- "Funny Aneurysm" Moment: In the first few episodes, the theme tune was preceded by a fake news bulletin, where an announcer says, "...but the Senator, while insisting he was not intoxicated, could not explain his nudity." Weirdly, many years later Jan Smithers (Bailey) would get into a traffic accident while inexplicably — allegedly — driving in the nude.
- Germans Love David Hasselhoff: In the US the show is a fondly-remembered Work Com with an avid cult following. In Canada it's a major TV comedy icon, dating all the way back to the first season, when it attracted huge audiences there even as it struggled in the ratings south of the border.
- Hilarious in Hindsight: In "Baby, If You've Ever Wondered", Travis laments that the best he did was cause the station to rise two ratings points rather than go straight to number one, and says that what he should have done was get rid of Herb, Les and Mr. Carlson himself, as none of them are good at their jobs and are dragging the station down. Who are the only three employees still there during The New WKRP in Cincinnati?

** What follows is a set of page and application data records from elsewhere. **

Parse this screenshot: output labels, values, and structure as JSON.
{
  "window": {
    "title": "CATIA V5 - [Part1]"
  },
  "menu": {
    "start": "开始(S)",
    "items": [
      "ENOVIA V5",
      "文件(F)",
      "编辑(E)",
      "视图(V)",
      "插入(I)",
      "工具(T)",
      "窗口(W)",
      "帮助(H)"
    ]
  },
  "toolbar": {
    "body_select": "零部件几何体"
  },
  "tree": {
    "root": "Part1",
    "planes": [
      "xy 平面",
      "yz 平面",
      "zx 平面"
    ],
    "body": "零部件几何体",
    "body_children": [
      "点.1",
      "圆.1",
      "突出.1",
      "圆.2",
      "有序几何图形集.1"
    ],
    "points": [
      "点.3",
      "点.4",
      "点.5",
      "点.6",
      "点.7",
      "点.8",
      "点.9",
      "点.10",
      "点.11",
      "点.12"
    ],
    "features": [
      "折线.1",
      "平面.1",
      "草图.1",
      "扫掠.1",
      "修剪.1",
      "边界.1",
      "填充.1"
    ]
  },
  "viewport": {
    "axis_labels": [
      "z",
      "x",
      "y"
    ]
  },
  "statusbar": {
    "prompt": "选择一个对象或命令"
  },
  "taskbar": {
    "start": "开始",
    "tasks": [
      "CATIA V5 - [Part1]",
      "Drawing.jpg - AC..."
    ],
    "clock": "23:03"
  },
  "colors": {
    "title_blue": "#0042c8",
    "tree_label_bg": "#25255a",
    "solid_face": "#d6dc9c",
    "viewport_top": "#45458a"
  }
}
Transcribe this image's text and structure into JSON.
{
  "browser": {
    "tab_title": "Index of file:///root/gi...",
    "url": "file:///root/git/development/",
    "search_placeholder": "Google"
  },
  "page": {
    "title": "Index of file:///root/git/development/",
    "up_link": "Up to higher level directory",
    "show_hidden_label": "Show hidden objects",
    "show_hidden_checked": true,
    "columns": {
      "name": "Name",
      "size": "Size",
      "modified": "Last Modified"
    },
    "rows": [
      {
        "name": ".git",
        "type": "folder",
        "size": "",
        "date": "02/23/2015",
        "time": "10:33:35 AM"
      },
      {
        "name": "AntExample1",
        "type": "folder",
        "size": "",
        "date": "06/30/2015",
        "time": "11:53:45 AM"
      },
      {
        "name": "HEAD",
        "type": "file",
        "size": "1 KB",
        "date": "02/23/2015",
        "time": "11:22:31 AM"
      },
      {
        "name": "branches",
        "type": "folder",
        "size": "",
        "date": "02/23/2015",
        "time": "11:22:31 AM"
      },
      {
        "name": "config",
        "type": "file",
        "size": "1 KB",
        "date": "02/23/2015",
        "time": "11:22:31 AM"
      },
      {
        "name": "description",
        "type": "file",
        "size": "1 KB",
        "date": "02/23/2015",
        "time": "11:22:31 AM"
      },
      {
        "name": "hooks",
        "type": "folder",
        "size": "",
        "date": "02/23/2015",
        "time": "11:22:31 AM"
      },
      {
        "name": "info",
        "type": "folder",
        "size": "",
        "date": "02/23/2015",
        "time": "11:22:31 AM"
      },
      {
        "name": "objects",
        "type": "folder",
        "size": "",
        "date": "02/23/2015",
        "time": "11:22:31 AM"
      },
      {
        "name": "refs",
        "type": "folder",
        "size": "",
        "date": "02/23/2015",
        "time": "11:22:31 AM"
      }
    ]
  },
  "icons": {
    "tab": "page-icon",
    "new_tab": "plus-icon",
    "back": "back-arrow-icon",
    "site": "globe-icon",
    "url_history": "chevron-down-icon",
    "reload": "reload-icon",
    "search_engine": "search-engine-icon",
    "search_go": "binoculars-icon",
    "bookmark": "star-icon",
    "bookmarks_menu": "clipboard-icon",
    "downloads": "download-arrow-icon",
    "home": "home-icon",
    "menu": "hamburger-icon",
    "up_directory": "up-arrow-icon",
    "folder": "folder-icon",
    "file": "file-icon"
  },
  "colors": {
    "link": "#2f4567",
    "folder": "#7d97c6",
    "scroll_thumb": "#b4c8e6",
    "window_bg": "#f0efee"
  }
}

- Hollywood Homely: Many male fans "don't get" why Jan Smithers was cast as the "plain" foil to sexy Jennifer. What they don't get is that Bailey was actually supposed to be the sexy one - the hip, modern girl in comparison to Jennifer's old-fashioned 60s-era "sexy secretary". On the other hand, promoting Gary Sandy as the hunk when Tim Reid was in the cast can only be seen as a result of Most Writers Are Male.
- It Was His Sled: The fate of those turkeys.
Jennifer (on the phone with a concerned citizen): Well sir, not a lot of turkeys survive Thanksgiving!
- Suspiciously Similar Song: Most of the replacement music (for syndicated/DVD releases) sounds nothing like the original music. However, when a plot point or mood depends on a specific song (such as "Hot Blooded" in "A Date with Jennifer" or "Your Smiling Face" in "I Want to Keep My Baby"), a more obvious soundalike will be used.
- Vindicated by History: a middling successful TV show during its run, WKRP now regarded as one of the best Work Com shows ever.
- Values Dissonance: Herb's relentless pursuit of Jennifer (and management's seeming tolerance of it) would likely result in a sexual harassment lawsuit nowadays.
- Jennifer quits her “Ask Arlene” advice show when a caller’s husband turns abusive after the caller asserts herself as Jennifer recommended. Jennifer blames herself for breaking up a happy marriage, and no one contradicts her. A reaction like this would be nearly unthinkable today.
- Bailey happens to walk in on a conversation between Les and Herb, the latter of whom has been kicked out by his wife. Herb has declared that he doesn't want to go back to her, and Les is trying to persuade him to do so. Bailey walks in just in time to hear Herb declare "Face it, Les, whatever we had, it's over!" To which Les says "You can't just throw away a beautiful relationship!" and Herb counters "You can't just base a relationship on sex!" while Bailey sinks into her chair, mortified.
- WTH, Costuming Department?: Venus's early outfits had to be seen to be believed. Perhaps the most outlandish was the "Huggy Charms" outfit from "Goodbye, Johnny."
- Herb's loud suits were part of his dishonest, used-car-salesman personality, and were lampshaded on numerous occasions.